[Buyer]'s claim is unfounded.

[C] The second ground of [Buyer]'s Appeal no. J 05-10.424

The [Buyer] has also appealed the decision of the Court of Appeal that rejected its claim for damages for defective performance against the intermediary, Company No. GA..., and against Company Ge... [the Manufacturer of the machines].

[Buyer]'s grounds for this aspect of the appeal are:

1. The application of the CISG to the relations between two or more parties implies the exclusion of French law; that in reproaching the [Buyer] for not having based its claim for damages against companies No...GA... and Ge on quasi-tortious liability while at the same time admitting that the CISG was applicable to their relations, the Court of Appeal has violated the provisions of Art. 45(b) and Art. 74 to 77 CISG by refusing to apply them.

2. After having found, in applying the CISG, that [Buyer] was justified in seeking reparation of the damage incurred caused by the breaches committed by the German companies, the Court of Appeal has not drawn the proper legal consequences from its findings by rejecting the claim of [Buyer] in violation of the provisions of Art. 45(b) and Arts. 74 to 77 CISG.

3. A judge is to decide a dispute in conformity with the rules of the applicable law. Even assuming the claim of the buyer to be quasi-tortious, the Court of Appeal misconceived Art. 12 of the new Code of Civil Procedure by concluding that, in order to reject the claim for damages for delayed contract execution, the buyer has not founded its claim on a quasi-tortious basis although it should have decided the claim after having found the legal basis itself.

Ruling: The Cour de Cassation rules that:

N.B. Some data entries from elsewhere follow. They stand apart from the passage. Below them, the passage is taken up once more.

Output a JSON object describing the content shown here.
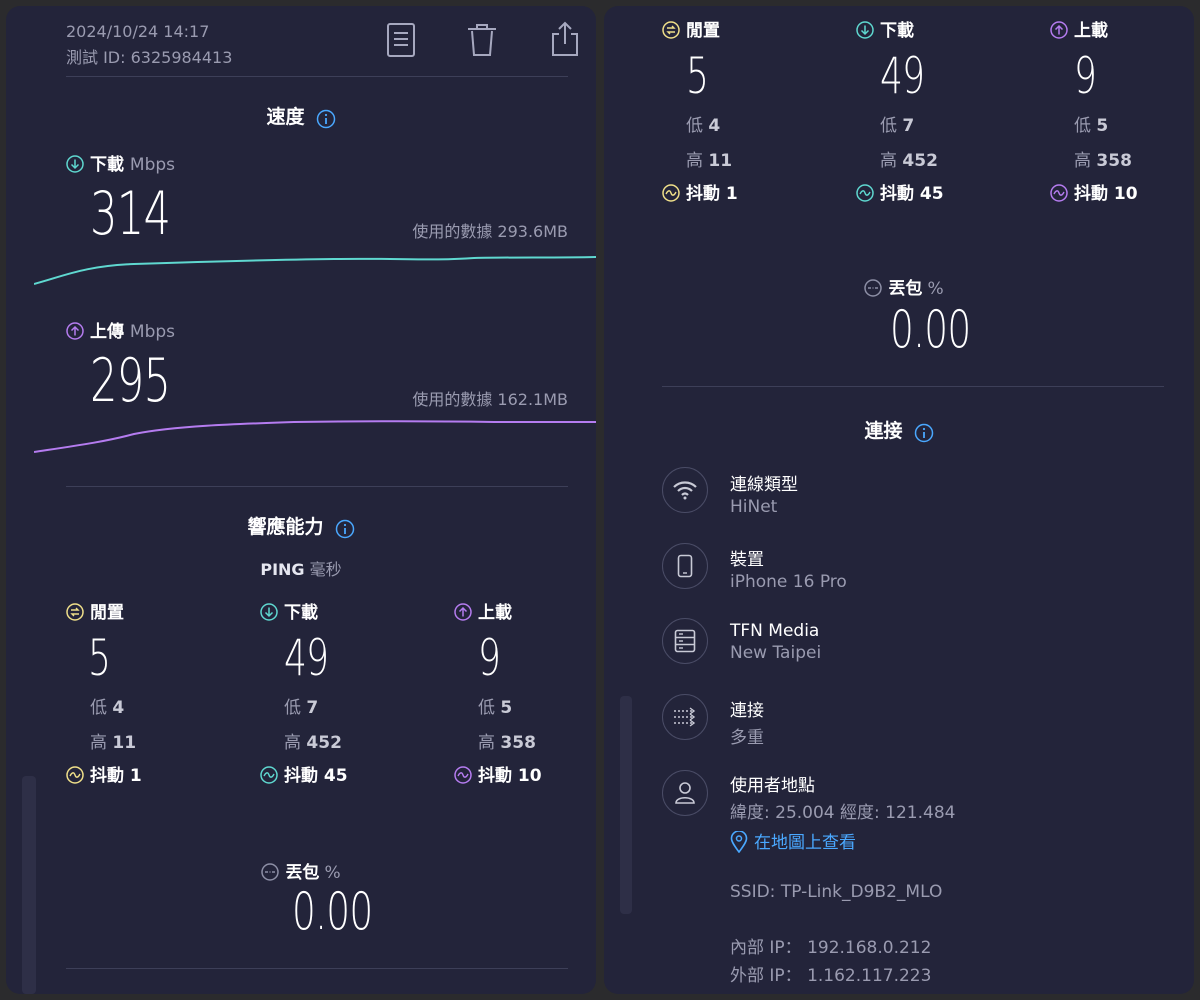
{
  "header": {
    "datetime": "2024/10/24 14:17",
    "test_id": "測試 ID: 6325984413"
  },
  "speed": {
    "title": "速度",
    "download": {
      "label": "下載",
      "unit": "Mbps",
      "value": "314",
      "data_used": "使用的數據 293.6MB"
    },
    "upload": {
      "label": "上傳",
      "unit": "Mbps",
      "value": "295",
      "data_used": "使用的數據 162.1MB"
    }
  },
  "responsiveness": {
    "title": "響應能力",
    "ping_label": "PING",
    "ping_unit": "毫秒",
    "idle": {
      "label": "閒置",
      "value": "5",
      "low_label": "低",
      "low": "4",
      "high_label": "高",
      "high": "11",
      "jitter_label": "抖動",
      "jitter": "1"
    },
    "download": {
      "label": "下載",
      "value": "49",
      "low_label": "低",
      "low": "7",
      "high_label": "高",
      "high": "452",
      "jitter_label": "抖動",
      "jitter": "45"
    },
    "upload": {
      "label": "上載",
      "value": "9",
      "low_label": "低",
      "low": "5",
      "high_label": "高",
      "high": "358",
      "jitter_label": "抖動",
      "jitter": "10"
    },
    "packet_loss": {
      "label": "丟包",
      "unit": "%",
      "value": "0.00"
    }
  },
  "connection": {
    "title": "連接",
    "items": [
      {
        "title": "連線類型",
        "subtitle": "HiNet",
        "icon": "wifi-icon"
      },
      {
        "title": "裝置",
        "subtitle": "iPhone 16 Pro",
        "icon": "phone-icon"
      },
      {
        "title": "TFN Media",
        "subtitle": "New Taipei",
        "icon": "server-icon"
      },
      {
        "title": "連接",
        "subtitle": "多重",
        "icon": "multi-connection-icon"
      },
      {
        "title": "使用者地點",
        "subtitle": "緯度: 25.004  經度: 121.484",
        "icon": "user-icon"
      }
    ],
    "map_link": "在地圖上查看",
    "ssid": "SSID: TP-Link_D9B2_MLO",
    "internal_ip": "內部 IP： 192.168.0.212",
    "external_ip": "外部 IP： 1.162.117.223"
  },
  "colors": {
    "download": "#5fd8d0",
    "upload": "#b57cf0",
    "idle": "#f0e08a",
    "link": "#4aa8ff",
    "panel": "#23243a"
  }
}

First, the Court of Appeal before which [Buyer] sought the application of Art. 10 of the agreement, which provides explicitly for the sanction of delay in the execution, could find without facing the first two complaints that such a claim could only be made against the [Seller] which is the only one obliged by the contract with regards to the penalty clause agreed on;

Second, the Court of Appeal, although it could itself have looked for the rule of law applicable to the dispute, did not have the obligation to do so since the claimant specified the legal basis of its claim.

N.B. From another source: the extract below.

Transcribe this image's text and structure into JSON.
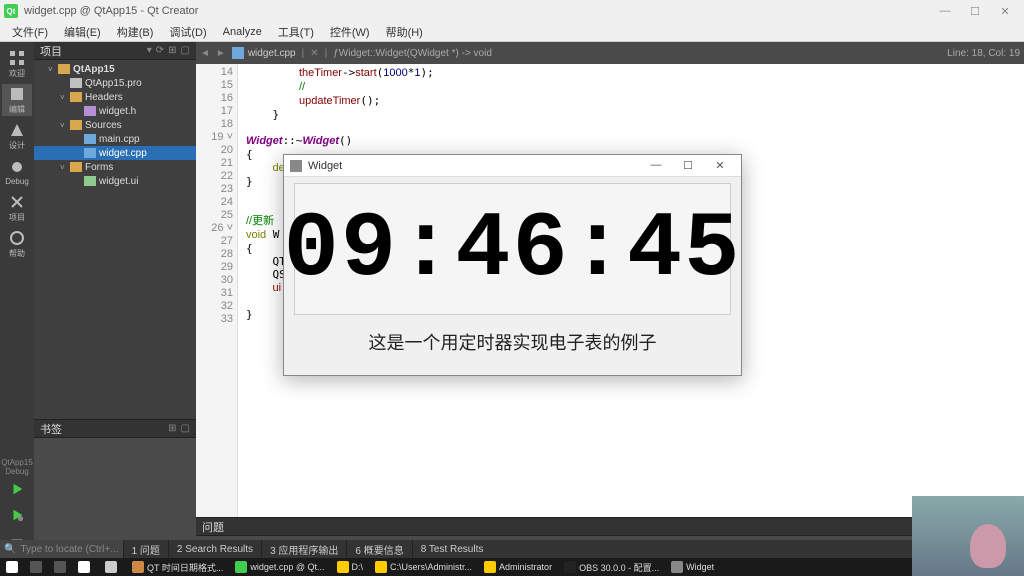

FOR THESE REASONS

Wherefrom follows that the claims are unfounded on all grounds.

Accordingly, the Cour de Cassation:

   -    Rejects the appeals;
   -    Orders Company Ge...and [Buyer] to pay the court fees; and
   -    Rejects the claims based on Art. 700 of the new Code of Civil Procedure.

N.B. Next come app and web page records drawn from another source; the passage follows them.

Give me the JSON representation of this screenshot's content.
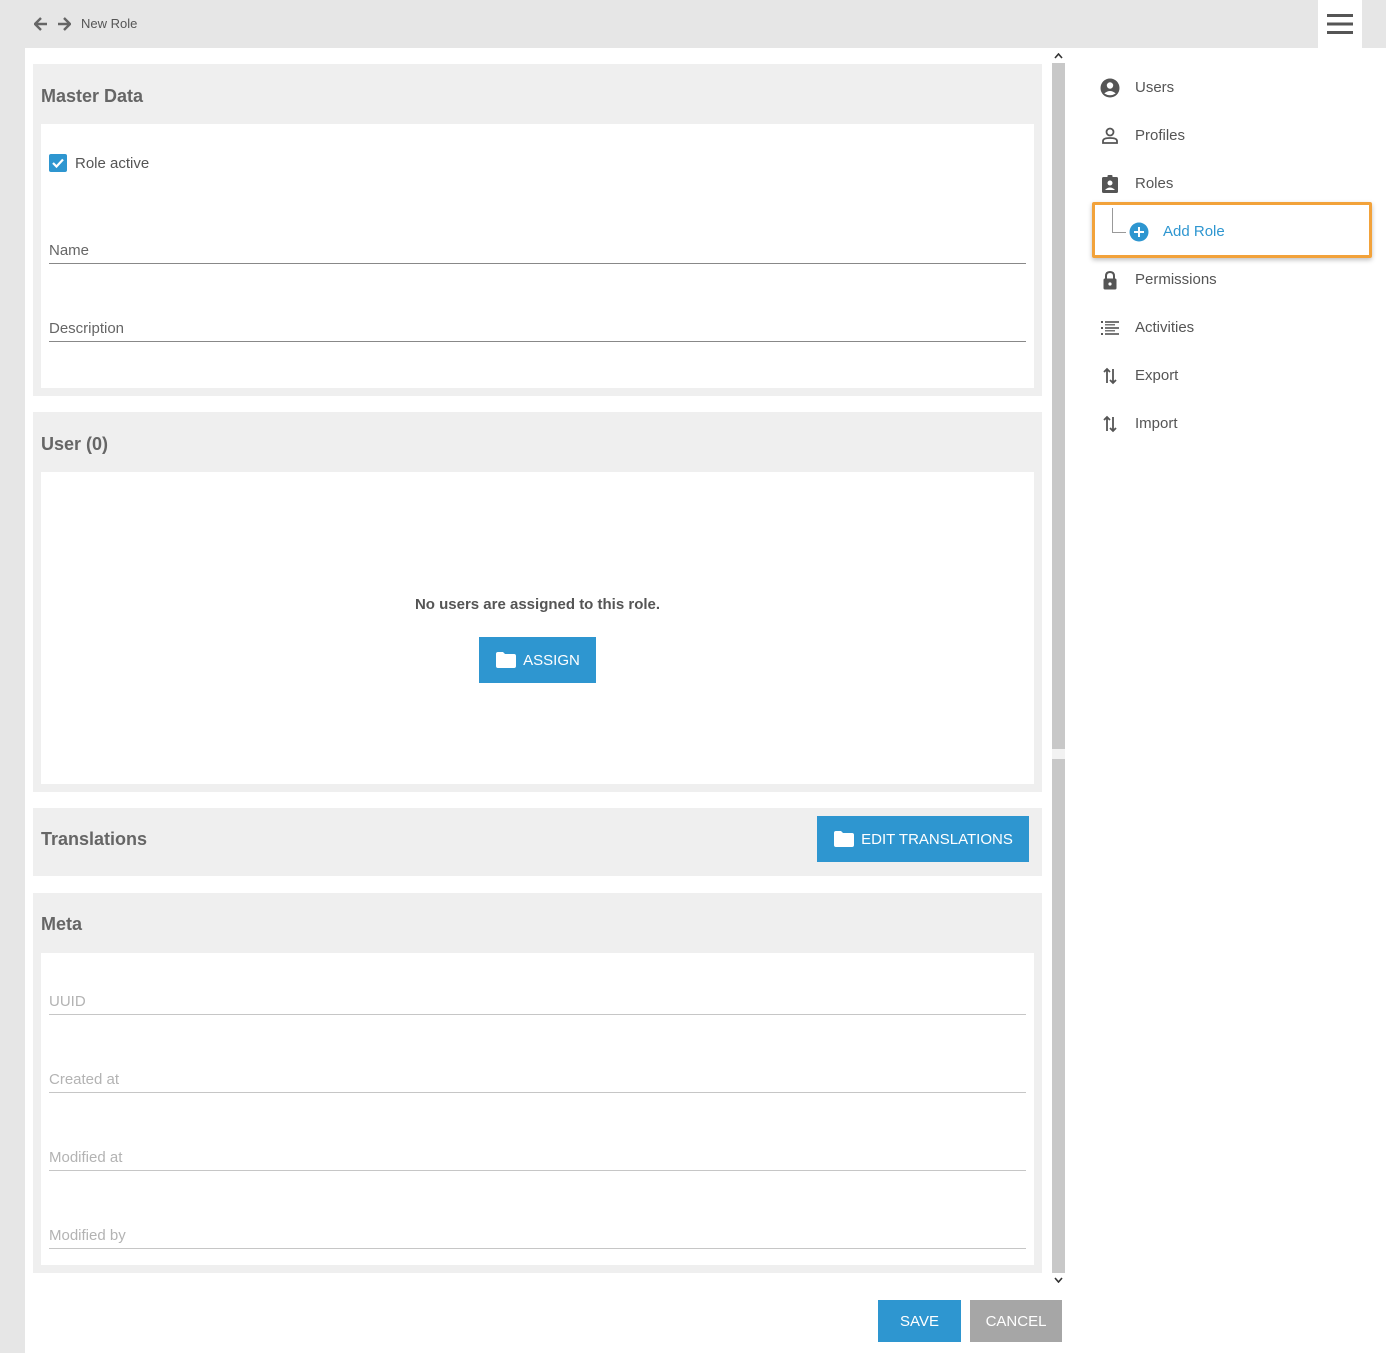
{
  "header": {
    "breadcrumb": "New Role",
    "back_icon": "arrow-left-icon",
    "forward_icon": "arrow-right-icon",
    "menu_icon": "hamburger-icon"
  },
  "master_data": {
    "title": "Master Data",
    "role_active_label": "Role active",
    "role_active_checked": true,
    "name_label": "Name",
    "name_value": "",
    "description_label": "Description",
    "description_value": ""
  },
  "users": {
    "title": "User (0)",
    "empty_message": "No users are assigned to this role.",
    "assign_label": "ASSIGN"
  },
  "translations": {
    "title": "Translations",
    "edit_label": "EDIT TRANSLATIONS"
  },
  "meta": {
    "title": "Meta",
    "uuid_label": "UUID",
    "created_label": "Created at",
    "modified_label": "Modified at",
    "modified_by_label": "Modified by"
  },
  "footer": {
    "save_label": "SAVE",
    "cancel_label": "CANCEL"
  },
  "sidebar": {
    "items": [
      {
        "label": "Users",
        "icon": "account-circle-icon"
      },
      {
        "label": "Profiles",
        "icon": "person-outline-icon"
      },
      {
        "label": "Roles",
        "icon": "assignment-ind-icon"
      },
      {
        "label": "Permissions",
        "icon": "lock-icon"
      },
      {
        "label": "Activities",
        "icon": "list-icon"
      },
      {
        "label": "Export",
        "icon": "swap-vert-icon"
      },
      {
        "label": "Import",
        "icon": "swap-vert-icon"
      }
    ],
    "sub_item": {
      "label": "Add Role",
      "icon": "add-circle-icon"
    }
  },
  "colors": {
    "accent": "#2e96d0",
    "highlight": "#f2a23a",
    "cancel": "#a6a6a6"
  }
}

So held and decided by the Cour de Cassation, commercial, financial and economic chamber, and pronounced by the President in the public hearing of the thirteenth of February two thousand and seven.


FOOTNOTES

* All translations should be verified by cross-checking against the original text. For purposes of this translation, Public Transport Company (S...TC) of France, which has since become Company K...L..., is referred to as [Buyer], and Service Company P... of Germany is referred to as [Seller].

Translator's note as to definition of in solidum: The term is similar to "joint and several liability"; in other words, where there are several debtors, each is liable in full payment or performance and the creditor may choose which he will sue.

** Nathalie Hofmann is a law student at Humboldt University Berlin studying at the University of Geneva in the "Certificat du droit transnational" program during the academic year 2007-2008 and a member of the Geneva team at the 15th Willem C. Vis International Commercial Arbitration Moot.

*** Linus Meyer has studied law in Osnabrueck, Germany and Lausanne, Switzerland. He was a participant in the 12th and a coach in the 13th Willem C. Vis Moot.

Go to Case Table of Contents
Pace Law School Institute of International Commercial Law - Last updated November 7, 2008
Comments/Contributions
Go to Database Directory || Go to CISG Table of Contents || Go to Case Search Form || Go to Bibliography